The Shih Tzu is the perfect companion for anyone looking for a small, loyal, and cuddly friend.
Their personality may be slightly confusing. But once you understand this little lion dog, you can tell why they experience mood swings.
The breed’s name means lion, and they look striking like a lion. Sometimes, people confuse them with the Lhasa apso, which also has a mane-like appearance.
These small dogs are delicate, and perhaps this is why they are regarded as fit for royalty.
The mane-like hair gained favor with 17th-century Chinese royals who bred them and kept them as companions. Queen Elizabeth owned a Shih Tzu called Choo Choo.
Shih Tzus were also associated with a deity by the ancient Tibetans. If you have been considering getting one of these cuddly dogs, here’s what you should know.
Due to their small size, most kennel clubs classify Shih Tzus in the toy group. They grow to slightly under 12 inches and weigh up to 16 pounds, making them easily portable.
They mature quickly, reaching adult size within the first year. The adult is quite sturdy and has a short muzzle. The head is round and good-sized, and Shih Tzus have cute wide round eyes.
The gait is typical of small dog breeds — long and swift. But these little puppies don’t like extensive exercise.
The most prominent feature of the Shih Tzus is their luxurious hair. They have a double coat that comes in various colors. But around the facial features, most dogs’ hair is dark.
Shih Tzus are hardy and amiable. They can live for 14 years or 15 years.
Shih Tzus’ beauty turns into their health bane.
The most common health problem the breed experiences is eye infections. The moon-like and cute eyes are also prone to infection due to regular rubbing and irritation from contact with the hair.
If the long hair is not tied back, it irritates the eyes and can cause infections. Shih Tzu owners should regularly trim their hair to keep it away from the eyes.
They should also frequently clean the dog’s eyes.
Other health issues include allergies, thyroid disorders, renal and hip dysplasia, and liver shunt.
Contact a vet for more information on Shih Tzu’s health concerns; constantly invest in pet insurance from a reputable company.
Shih Tzus generally exhibit sociable behavior but may occasionally be slightly reserved. They may not be as outgoing as some dog breeds like the corgi. Nonetheless, Shih Tzus thrive when they are with people.
They get along with people of all ages and with different pets.
Rarely will you find an aggressive Shih Tzu. The dogs have big personalities but rarely display aggressive behavior.

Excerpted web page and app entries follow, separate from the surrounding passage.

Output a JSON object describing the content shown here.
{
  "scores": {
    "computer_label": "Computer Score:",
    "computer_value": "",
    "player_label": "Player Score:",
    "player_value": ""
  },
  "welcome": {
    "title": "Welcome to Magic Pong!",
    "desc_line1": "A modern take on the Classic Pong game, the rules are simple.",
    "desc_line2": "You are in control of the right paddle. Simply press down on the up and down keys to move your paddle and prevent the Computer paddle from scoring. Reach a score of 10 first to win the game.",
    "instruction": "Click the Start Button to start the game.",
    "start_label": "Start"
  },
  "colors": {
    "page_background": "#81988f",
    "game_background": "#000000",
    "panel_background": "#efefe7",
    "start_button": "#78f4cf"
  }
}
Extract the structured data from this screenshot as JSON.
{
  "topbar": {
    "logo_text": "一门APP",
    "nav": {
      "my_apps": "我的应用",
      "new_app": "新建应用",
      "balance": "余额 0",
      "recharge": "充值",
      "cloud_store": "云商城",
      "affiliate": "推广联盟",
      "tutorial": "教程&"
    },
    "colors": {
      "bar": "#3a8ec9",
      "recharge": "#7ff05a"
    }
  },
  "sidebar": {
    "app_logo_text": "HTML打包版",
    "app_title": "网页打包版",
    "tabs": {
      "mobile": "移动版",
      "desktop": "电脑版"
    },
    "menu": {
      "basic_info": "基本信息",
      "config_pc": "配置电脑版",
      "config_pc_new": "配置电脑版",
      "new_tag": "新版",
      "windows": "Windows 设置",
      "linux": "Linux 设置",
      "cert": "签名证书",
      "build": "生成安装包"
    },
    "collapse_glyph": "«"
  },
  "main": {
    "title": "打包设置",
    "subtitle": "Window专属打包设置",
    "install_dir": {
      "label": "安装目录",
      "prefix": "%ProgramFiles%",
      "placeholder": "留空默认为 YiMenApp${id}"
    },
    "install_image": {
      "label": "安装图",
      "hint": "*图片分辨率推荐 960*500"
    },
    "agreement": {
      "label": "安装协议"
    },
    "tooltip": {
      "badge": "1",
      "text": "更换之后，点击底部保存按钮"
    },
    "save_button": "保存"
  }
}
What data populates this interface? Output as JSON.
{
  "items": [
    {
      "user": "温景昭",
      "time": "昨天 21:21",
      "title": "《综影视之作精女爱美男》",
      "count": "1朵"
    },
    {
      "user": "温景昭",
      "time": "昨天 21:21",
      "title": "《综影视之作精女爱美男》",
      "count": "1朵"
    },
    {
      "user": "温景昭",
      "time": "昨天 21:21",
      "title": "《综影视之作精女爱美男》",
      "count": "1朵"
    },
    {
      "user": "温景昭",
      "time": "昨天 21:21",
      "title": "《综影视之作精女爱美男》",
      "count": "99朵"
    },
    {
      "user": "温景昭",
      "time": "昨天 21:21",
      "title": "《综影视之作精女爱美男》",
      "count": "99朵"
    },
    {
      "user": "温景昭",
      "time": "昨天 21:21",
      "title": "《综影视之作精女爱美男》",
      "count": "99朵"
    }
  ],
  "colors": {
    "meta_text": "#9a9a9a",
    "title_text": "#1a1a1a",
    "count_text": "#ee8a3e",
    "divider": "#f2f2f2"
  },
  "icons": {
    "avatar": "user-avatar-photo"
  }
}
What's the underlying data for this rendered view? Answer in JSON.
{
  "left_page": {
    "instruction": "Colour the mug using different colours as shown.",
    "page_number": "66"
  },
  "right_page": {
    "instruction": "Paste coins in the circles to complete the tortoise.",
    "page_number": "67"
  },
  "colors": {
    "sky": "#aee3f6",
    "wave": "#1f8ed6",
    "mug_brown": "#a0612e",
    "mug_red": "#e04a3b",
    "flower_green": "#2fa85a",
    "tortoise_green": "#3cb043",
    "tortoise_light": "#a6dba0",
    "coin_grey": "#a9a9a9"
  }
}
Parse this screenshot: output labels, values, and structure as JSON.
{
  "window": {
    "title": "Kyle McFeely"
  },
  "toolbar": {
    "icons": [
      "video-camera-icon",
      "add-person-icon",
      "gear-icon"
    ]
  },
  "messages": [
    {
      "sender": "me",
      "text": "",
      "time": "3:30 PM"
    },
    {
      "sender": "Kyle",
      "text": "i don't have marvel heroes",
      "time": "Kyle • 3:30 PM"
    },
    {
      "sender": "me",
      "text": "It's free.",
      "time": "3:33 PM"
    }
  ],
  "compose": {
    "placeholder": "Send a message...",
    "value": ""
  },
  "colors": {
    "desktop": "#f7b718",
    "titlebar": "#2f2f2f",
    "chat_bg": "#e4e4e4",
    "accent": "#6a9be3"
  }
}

They are generally welcoming and friendly to all people, including strangers.
Occasionally, Shih Tzus may yap and run around. But don’t leave him locked in your parked car. They do not cope well when unattended.
The Shih Tzus’ luxurious hair is their top feature. Many owners point it out as the most attractive feature of the breed, so they decide to keep it long. But it is also where the most responsibility lies.
Grooming Shih Tzu’s hair is not a walk in the park. A handy grooming guide beyond brushing and bathing should get you started on the right footing. Unless you’re skilled, work with a groomer to determine your dog’s best Shih Tzu haircut.
Regular grooming, like frequent hair brushing, prevents tangling and mats.
Trimming should also be regular. If the hair gets too long, it will sweep the ground and pick up all dirt and germs. That could mean trouble for the dog’s health.
If the dog’s hair is of a light color, it is also prone to tear staining.
The Vets also explain that a Shih Tzu’s hair can grow inside the ear canal and between the paw pads. Therefore, you should trim it regularly and clean the ear canal and paw pads.
This helps to avoid mats and infections.
Exercise and training
Shih Tzu dogs don’t need a daily mile run to keep fit. A few runs in the house are enough.
But the dogs enjoy outdoor walks. Be careful not to take your dog out for an exercise session when it’s too hot.
Shih Tzus cope better with the cold than the heat. If exposed to heat, he could suffer a stroke.
Concerning training, Shih Tzus are clever dogs. The dogs are easy to train because they quickly learn instructions and execute commands.
However, they are infamous for their stubbornness. Trainers encourage owners to remain gentle and positive during training sessions.
They also can be clingy and suffer from separation anxiety.
Shih Tzus enjoy high-quality meals that are corn, soy, or wheat-free.
Traditional grains such as brown rice or quinoa are excellent. Also, Shih Tzus enjoy healthy snacks.
However, you should monitor their food intake. Shih Tzus are ravenous feeders and prone to obesity.
Also, ensure a supply of clean, fresh water at all times.
Many human foods are safe for dogs. But you should check with the vet before you give any.
Also, check with your vet for concerns about your pooch’s feeding habits.
Adopting a Shih Tzu
To wind up, here’s a quick recap of the top pros and cons of the Shih Tzu.
- A loving, social, and loyal partner.
- Relatively active and does not require much exercise
- Excellent company for children and other pets.
- Prone to eye infections and allergies.
- Requires too much grooming
- Requires attention to thrive.